YOUR ASSIGNMENT
Tally up the lines below that contain the word "invalidated" and give the total alone.

(DATA LISTING begins)

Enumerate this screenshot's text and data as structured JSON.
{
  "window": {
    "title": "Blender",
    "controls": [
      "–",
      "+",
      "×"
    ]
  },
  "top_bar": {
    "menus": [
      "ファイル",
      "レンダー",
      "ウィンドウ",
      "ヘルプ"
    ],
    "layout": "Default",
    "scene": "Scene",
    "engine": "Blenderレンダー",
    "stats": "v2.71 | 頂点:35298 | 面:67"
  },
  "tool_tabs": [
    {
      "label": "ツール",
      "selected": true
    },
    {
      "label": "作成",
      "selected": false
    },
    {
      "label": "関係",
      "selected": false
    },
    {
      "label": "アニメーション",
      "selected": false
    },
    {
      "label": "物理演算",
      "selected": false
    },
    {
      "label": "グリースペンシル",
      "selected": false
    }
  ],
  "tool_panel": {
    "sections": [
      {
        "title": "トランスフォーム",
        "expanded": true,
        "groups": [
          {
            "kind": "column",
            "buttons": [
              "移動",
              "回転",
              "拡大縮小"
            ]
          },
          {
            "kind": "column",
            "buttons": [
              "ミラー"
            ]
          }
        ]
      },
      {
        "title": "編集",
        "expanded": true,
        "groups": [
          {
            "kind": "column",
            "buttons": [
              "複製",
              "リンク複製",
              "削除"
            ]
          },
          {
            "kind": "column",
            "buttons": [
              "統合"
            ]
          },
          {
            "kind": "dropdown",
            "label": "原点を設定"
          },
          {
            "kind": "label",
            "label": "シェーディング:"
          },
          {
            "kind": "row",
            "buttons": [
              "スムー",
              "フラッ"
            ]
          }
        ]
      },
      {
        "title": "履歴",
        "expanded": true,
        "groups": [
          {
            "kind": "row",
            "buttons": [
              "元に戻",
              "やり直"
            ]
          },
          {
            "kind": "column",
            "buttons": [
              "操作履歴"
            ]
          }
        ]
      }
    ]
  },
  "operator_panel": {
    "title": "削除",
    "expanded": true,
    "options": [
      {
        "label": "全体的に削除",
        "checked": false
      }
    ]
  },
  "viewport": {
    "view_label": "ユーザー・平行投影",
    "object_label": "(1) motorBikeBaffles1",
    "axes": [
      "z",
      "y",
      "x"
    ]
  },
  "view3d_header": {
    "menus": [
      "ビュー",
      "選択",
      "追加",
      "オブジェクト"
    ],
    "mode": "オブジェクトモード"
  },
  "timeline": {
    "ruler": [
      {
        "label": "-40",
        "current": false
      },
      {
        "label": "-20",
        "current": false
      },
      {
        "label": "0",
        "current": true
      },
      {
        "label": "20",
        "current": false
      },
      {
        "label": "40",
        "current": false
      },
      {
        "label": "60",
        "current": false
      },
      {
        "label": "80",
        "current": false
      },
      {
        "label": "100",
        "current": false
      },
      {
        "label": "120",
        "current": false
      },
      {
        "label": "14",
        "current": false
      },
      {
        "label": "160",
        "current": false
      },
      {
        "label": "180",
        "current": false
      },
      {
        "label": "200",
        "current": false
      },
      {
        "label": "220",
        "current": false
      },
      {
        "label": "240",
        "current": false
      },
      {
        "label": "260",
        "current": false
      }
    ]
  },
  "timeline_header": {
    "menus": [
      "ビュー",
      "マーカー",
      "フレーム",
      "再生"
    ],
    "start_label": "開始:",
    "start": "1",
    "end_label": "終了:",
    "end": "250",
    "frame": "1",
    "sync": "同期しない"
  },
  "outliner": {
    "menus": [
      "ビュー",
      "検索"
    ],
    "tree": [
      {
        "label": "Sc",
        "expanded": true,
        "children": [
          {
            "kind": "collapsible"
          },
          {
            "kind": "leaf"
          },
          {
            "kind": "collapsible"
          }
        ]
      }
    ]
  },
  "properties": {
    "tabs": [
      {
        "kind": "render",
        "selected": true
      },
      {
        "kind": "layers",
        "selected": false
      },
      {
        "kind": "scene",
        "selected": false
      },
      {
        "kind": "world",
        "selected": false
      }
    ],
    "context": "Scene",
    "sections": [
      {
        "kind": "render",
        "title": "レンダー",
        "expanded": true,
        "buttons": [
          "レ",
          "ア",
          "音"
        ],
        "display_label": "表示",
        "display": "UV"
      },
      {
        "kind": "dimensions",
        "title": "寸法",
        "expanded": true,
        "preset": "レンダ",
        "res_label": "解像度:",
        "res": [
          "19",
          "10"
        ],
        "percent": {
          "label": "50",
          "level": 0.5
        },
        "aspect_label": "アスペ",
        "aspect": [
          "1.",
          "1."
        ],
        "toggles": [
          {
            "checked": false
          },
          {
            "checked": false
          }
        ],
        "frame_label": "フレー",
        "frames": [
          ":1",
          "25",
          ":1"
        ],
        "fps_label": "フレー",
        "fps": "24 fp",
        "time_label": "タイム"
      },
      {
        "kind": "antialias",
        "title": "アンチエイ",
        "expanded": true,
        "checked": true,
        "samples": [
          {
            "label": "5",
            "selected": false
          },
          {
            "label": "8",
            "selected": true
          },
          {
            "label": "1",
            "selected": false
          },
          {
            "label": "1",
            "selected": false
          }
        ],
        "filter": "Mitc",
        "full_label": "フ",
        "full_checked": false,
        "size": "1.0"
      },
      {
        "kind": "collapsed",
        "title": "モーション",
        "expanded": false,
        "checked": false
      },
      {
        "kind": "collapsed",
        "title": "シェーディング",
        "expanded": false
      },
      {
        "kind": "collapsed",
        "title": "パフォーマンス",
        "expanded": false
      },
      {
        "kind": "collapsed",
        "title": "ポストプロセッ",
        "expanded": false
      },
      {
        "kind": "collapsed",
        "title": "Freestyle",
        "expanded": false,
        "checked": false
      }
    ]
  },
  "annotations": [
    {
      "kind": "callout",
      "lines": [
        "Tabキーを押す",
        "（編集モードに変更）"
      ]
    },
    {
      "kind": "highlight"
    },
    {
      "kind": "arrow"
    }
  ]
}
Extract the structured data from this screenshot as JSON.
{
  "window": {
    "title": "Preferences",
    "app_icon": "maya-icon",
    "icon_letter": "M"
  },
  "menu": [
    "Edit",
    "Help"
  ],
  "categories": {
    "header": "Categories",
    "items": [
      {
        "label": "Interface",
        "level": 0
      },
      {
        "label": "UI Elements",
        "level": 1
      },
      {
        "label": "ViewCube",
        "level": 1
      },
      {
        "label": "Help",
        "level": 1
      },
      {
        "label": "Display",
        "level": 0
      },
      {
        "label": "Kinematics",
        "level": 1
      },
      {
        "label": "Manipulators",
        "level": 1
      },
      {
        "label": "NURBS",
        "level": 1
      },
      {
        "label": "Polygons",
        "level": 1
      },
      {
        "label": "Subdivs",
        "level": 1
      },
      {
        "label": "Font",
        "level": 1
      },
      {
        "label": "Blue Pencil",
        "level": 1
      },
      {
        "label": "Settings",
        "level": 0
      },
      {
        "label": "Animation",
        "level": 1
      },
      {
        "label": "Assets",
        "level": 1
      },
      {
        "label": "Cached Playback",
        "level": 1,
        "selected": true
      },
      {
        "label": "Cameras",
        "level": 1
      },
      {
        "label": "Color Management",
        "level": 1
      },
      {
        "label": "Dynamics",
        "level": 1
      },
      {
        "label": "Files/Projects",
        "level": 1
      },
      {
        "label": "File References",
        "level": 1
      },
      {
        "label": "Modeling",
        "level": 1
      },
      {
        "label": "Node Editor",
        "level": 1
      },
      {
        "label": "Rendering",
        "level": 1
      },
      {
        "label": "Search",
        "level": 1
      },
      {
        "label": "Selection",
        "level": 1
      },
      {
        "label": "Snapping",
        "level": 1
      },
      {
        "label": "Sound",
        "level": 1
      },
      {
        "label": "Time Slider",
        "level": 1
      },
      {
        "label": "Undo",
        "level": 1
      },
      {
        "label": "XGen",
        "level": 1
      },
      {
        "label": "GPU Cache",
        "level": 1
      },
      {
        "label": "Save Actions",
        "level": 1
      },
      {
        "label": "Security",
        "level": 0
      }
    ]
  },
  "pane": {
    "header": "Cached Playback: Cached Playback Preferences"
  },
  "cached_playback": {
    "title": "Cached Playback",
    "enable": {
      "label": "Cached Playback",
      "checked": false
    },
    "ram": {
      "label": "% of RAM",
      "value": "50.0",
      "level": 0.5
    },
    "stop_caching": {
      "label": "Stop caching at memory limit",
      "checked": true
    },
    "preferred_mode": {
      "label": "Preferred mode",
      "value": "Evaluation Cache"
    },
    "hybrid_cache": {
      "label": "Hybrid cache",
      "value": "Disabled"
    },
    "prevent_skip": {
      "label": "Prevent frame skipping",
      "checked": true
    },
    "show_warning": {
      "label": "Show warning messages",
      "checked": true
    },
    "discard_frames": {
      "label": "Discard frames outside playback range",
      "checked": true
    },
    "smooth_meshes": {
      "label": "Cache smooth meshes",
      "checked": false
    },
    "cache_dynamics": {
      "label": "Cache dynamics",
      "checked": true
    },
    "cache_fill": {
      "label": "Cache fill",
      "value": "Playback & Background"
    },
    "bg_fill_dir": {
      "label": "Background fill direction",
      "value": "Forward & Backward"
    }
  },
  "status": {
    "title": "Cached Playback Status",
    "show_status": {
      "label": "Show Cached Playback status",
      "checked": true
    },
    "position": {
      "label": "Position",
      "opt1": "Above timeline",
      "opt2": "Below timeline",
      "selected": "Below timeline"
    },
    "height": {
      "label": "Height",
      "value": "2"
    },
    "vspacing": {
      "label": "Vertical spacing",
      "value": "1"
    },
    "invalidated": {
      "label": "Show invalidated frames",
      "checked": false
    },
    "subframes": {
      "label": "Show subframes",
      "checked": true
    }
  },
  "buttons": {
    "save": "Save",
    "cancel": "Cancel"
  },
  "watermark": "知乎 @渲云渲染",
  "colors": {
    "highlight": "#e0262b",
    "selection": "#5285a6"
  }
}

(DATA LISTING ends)

FINISHED EXERCISE
2